» **Your goal**
Copy each line below that has "JSON".

Excerpts from an interface dataset
+--
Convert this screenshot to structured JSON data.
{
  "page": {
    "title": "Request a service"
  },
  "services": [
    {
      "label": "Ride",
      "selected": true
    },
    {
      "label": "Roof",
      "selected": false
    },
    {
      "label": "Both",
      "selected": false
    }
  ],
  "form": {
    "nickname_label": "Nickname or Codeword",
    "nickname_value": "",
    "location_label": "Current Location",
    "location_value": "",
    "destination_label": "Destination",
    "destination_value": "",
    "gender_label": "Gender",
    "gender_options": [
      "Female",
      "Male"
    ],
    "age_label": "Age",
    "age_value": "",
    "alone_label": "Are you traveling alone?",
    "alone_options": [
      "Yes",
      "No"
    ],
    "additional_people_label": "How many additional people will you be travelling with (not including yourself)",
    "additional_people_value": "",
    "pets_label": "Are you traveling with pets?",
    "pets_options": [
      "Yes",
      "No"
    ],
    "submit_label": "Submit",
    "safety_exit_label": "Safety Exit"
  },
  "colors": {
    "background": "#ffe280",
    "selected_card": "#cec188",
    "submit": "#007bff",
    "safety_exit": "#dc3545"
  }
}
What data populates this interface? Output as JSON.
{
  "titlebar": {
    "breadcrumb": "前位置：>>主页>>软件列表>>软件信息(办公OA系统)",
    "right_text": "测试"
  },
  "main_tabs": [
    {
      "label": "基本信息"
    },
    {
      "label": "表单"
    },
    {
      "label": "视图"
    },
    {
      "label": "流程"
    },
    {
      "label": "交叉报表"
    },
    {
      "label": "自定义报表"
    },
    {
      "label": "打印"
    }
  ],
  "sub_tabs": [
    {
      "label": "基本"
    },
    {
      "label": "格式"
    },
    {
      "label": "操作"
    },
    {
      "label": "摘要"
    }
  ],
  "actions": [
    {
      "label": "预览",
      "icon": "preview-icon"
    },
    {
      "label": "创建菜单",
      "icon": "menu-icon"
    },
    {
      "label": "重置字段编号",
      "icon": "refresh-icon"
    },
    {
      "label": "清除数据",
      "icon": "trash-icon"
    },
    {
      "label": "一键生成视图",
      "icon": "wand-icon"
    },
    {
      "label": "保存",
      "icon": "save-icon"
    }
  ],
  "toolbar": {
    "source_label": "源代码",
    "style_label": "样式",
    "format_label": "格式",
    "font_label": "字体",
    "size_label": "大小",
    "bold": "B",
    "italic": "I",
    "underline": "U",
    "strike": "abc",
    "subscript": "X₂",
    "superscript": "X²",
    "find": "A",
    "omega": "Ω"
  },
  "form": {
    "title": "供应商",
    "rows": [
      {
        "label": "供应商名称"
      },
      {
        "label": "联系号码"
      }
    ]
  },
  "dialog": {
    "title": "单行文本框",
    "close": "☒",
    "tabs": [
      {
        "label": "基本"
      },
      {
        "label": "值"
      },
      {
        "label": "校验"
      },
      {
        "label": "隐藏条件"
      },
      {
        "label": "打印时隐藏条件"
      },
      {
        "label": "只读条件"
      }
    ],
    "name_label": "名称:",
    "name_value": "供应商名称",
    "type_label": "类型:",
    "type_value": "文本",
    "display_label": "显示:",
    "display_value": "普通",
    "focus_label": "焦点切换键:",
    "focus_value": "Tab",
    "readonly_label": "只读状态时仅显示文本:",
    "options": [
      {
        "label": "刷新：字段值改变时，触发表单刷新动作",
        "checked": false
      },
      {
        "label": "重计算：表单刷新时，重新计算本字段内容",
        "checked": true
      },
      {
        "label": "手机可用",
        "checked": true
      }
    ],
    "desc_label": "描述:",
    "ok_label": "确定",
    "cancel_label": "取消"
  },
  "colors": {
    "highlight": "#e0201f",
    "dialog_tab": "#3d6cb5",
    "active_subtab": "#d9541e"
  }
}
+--
» **Exercise solution**
Convert this screenshot to structured JSON data.
What data populates this interface? Output as JSON.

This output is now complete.